COURSE DESCRIPTION: Best practice treatment decisions require the integration of external and internal information and patient factors/expectations. External information is obtained by accessing the best available evidence from the medical literature concerning the clinical situation/question at hand. Internal information includes consideration of such local factors as the aquatic professional’s personal experience and skills, knowledge of the available equipment, and support personnel. Finally, and perhaps most importantly is the inclusion of the patient’s preferences in a collaborative model is essential, because different patients assign unique priorities to complications and outcomes. Evidence-based practice (EBP) provides aquatic professionals with the tools for finding the evidence and analyzing the quality of that evidence so they can benefit from the work of other clinicians described in the literature.

 

Evidence-based practice involves the explicit incorporation of evidence from three sources: (1) research evidence; (2) clinician knowledge, experience, and judgment; and (3) patient preferences. Practitioners may be fortunate and find a pre-appraised article where another person already completed the critical appraisal, such as the case with a synopsis from an evidence-based journal. If a practitioner cannot find that, it will be necessary to assess the evidence themselves. This process is known as critical appraisal. Practitioners are judging the quality of the study methods and if the study can be applicable to their own situation, whether the situation involves a population, an individual patient, a policy or yourself. You are trying to answer the question: “Were the methods used in this study good enough that I can be confident in the findings? In this course, practitioners develop skills to effectively access, appraise, and apply intervention research evidence in decision making for clinical practice. Emphasis is on research evidence from primary quantitative research about aquatic interventions.

 

COURSE OBJECTIVES:

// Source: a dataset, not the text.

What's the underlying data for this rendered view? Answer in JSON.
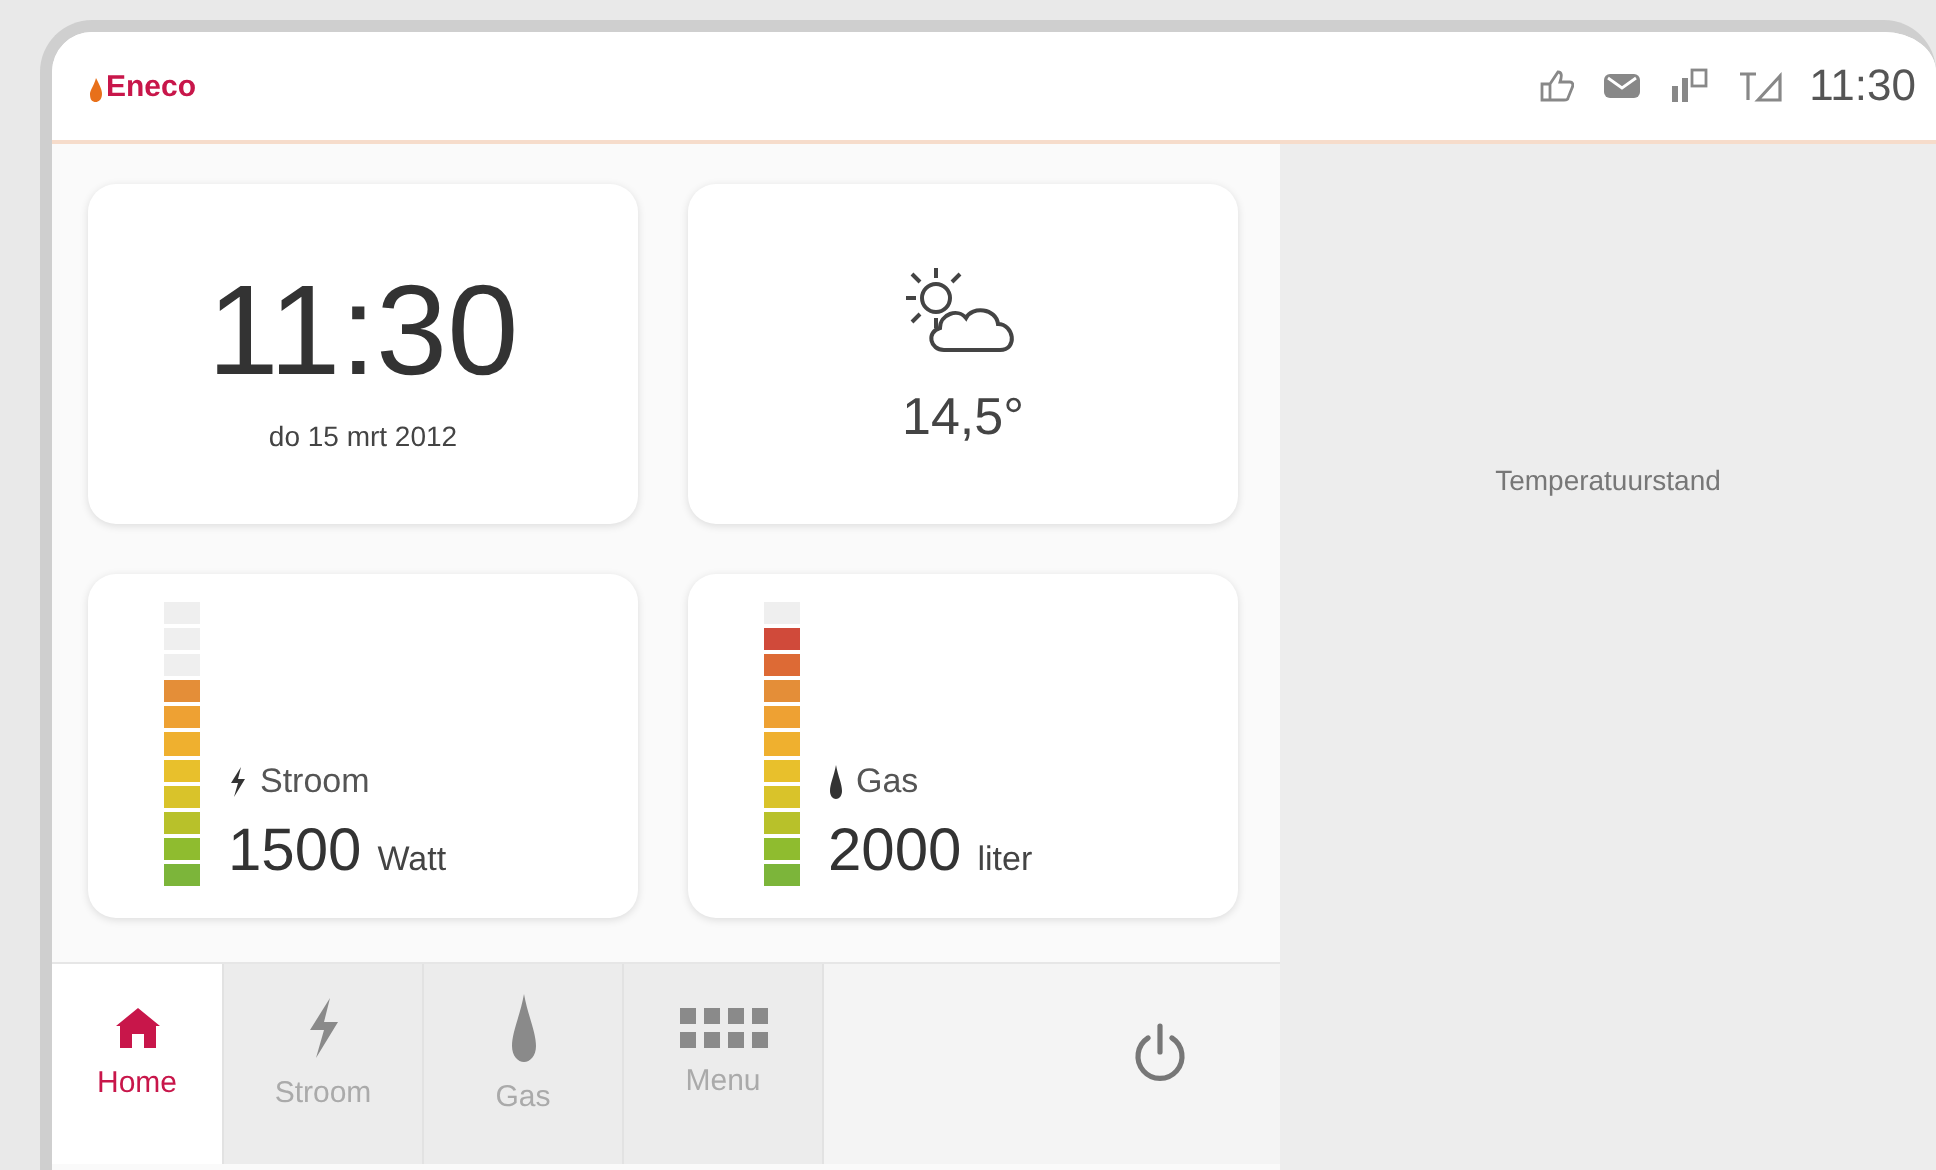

1)  Value and understand the role of critically appraising the results and quality of an intervention research study, specifically those related to aquatic therapy.

2)  Value and understand how to measure the reliability of research measures of an intervention research study, specifically those related to aquatic therapy.

3)  Value and understand the reasons to use basic statistics used in intervention research studies, specifically those related to aquatic therapy.

4)  Value and understand the different types of basic statistics used in intervention research studies, specifically those related to aquatic therapy.

5)  Value and apply aquatic therapy intervention research study results to improve patient outcomes.

 

FACULTY: David C. Berry, PhD, AT, ATC, ATRIC, is a Professor, Athletic Training Program Director at SVSU, and author (Emergency Trauma Management for Athletic Trainers). He serves as an active member of the Board of Certification, American Red Cross Scientific Advisory Committee, and the Sports Education Council (Michigan Cardiovascular Institute) educating the community and professionals on emergency planning and sudden cardiac awareness.